The court viewed that the plain reading of the examination in chief itself is sufficient to arrive at the conclusion that the extra judicial confession could not have been relied upon as an incriminating circumstance.
It failed to understand why all of a sudden Seetharam, after a period of almost four months, thought fit to make an extra judicial confession before the H.T. Yogesh involving himself and the appellant in the alleged crime.
“An extra judicial confession, if voluntary and true and made in a fit state of mind, can be relied upon by the Court. The confession will have to be proved like any other fact.
The value of the evidence as to the confession depends on the reliability of the witness who gives the evidence. It is not open to any court to start with a presumption that extra judicial confession is a weak type of evidence.
It would depend on the nature of the circumstances, the time when the confession was made and the credibility of the witnesses who speak to such a confession. Such a confession can be relied upon and conviction can be founded thereon if the evidence about the confession comes from the mouth of witnesses who appear to be unbiased, not even remotely inimical to the accused, and in respect of whom nothing is brought out which may tend to indicate that he may have a motive for attributing an untruthful statement to the accused, the words spoken to by the witness are clear, unambiguous and unmistakably convey that the accused is the perpetrator of the crime and nothing is omitted by the witness which may militate against it. After subjecting the evidence of the witness to a rigorous test on the touchstone of credibility, the extra judicial confession can be accepted and can be the basis of a conviction if it passes the test of credibility” the bench observed.
The bench further stated that although the conduct of an accused may be a relevant fact under Section 8 of the Evidence Act, yet the same, by itself, cannot be a ground to convict him or hold him guilty and that too, for a serious offence like murder.
It was said by the court that like any other piece of evidence, the conduct of an accused is also one of the circumstances which the court may take into consideration along with the other evidence on record, direct or indirect.

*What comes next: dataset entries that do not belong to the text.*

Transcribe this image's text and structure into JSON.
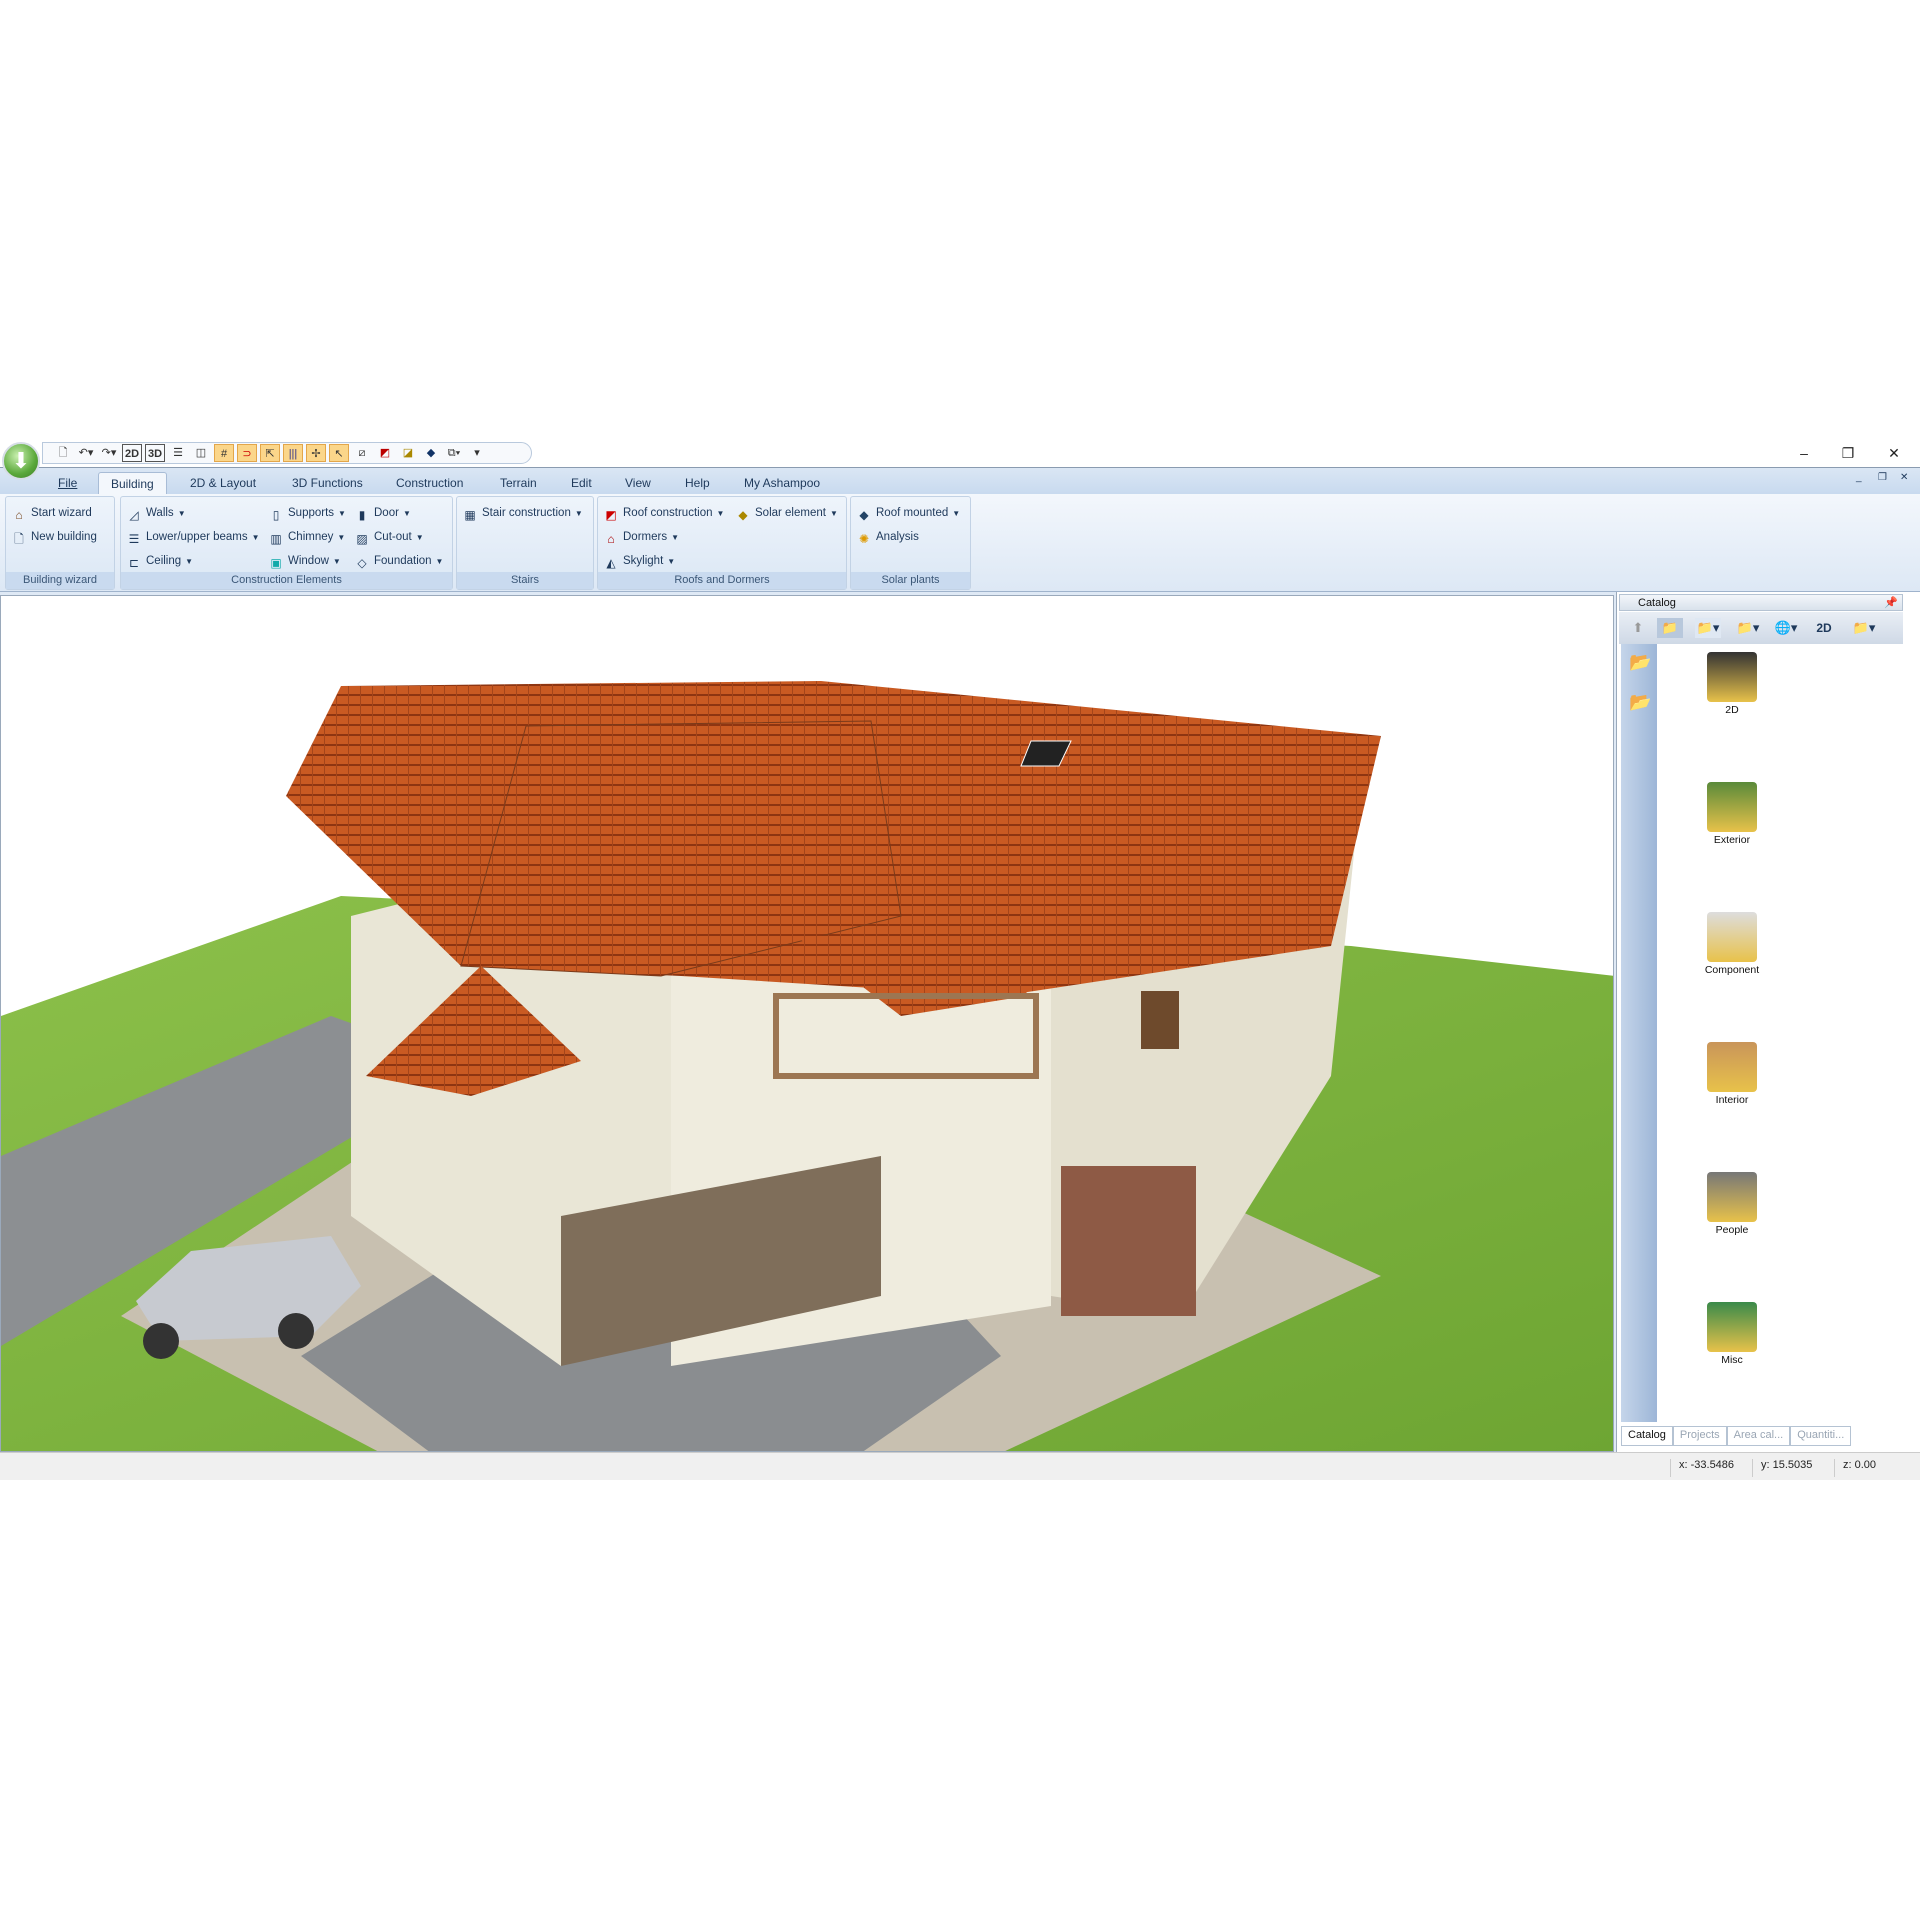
{
  "window": {
    "minimize": "–",
    "restore": "❐",
    "close": "✕",
    "mdi_minimize": "_",
    "mdi_restore": "❐",
    "mdi_close": "✕"
  },
  "quick_access": {
    "icons": [
      "new-document-icon",
      "undo-icon",
      "redo-icon",
      "2d-view-icon",
      "3d-view-icon",
      "horizontal-split-icon",
      "vertical-split-icon",
      "grid-icon",
      "magnet-snap-icon",
      "select-icon",
      "column-icon",
      "snap-point-icon",
      "pointer-icon",
      "delete-element-icon",
      "roof-icon",
      "stairs-icon",
      "material-icon",
      "copy-icon"
    ],
    "labels": {
      "view2d": "2D",
      "view3d": "3D"
    }
  },
  "tabs": [
    "File",
    "Building",
    "2D & Layout",
    "3D Functions",
    "Construction",
    "Terrain",
    "Edit",
    "View",
    "Help",
    "My Ashampoo"
  ],
  "active_tab": "Building",
  "ribbon": {
    "groups": [
      {
        "label": "Building wizard",
        "items": [
          "Start wizard",
          "New building"
        ]
      },
      {
        "label": "Construction Elements",
        "items": [
          "Walls",
          "Lower/upper beams",
          "Ceiling",
          "Supports",
          "Chimney",
          "Window",
          "Door",
          "Cut-out",
          "Foundation"
        ]
      },
      {
        "label": "Stairs",
        "items": [
          "Stair construction"
        ]
      },
      {
        "label": "Roofs and Dormers",
        "items": [
          "Roof construction",
          "Dormers",
          "Skylight",
          "Solar element"
        ]
      },
      {
        "label": "Solar plants",
        "items": [
          "Roof mounted",
          "Analysis"
        ]
      }
    ]
  },
  "catalog": {
    "title": "Catalog",
    "toolbar_2d": "2D",
    "items": [
      "2D",
      "Exterior",
      "Component",
      "Interior",
      "People",
      "Misc"
    ],
    "bottom_tabs": [
      "Catalog",
      "Projects",
      "Area cal...",
      "Quantiti..."
    ]
  },
  "status": {
    "x": "x: -33.5486",
    "y": "y: 15.5035",
    "z": "z: 0.00"
  },
  "colors": {
    "ribbon": "#dde8f5",
    "roof": "#c8541f",
    "wall": "#ece8d6",
    "grass": "#7fb43a",
    "accent": "#1e395b"
  }
}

The court concluded that the evidence of discovery of the weapon, clothes and dead body of the deceased at the instance of the appellant convict can hardly be treated as legal evidence, more particularly, considering the various legal infirmities in the same.
The court set aside the impugned judgment and order of conviction passed by the High Court.
Case title: Subramanya v/s State of Karnataka
Citation: Criminal appeal no. 242 of 2022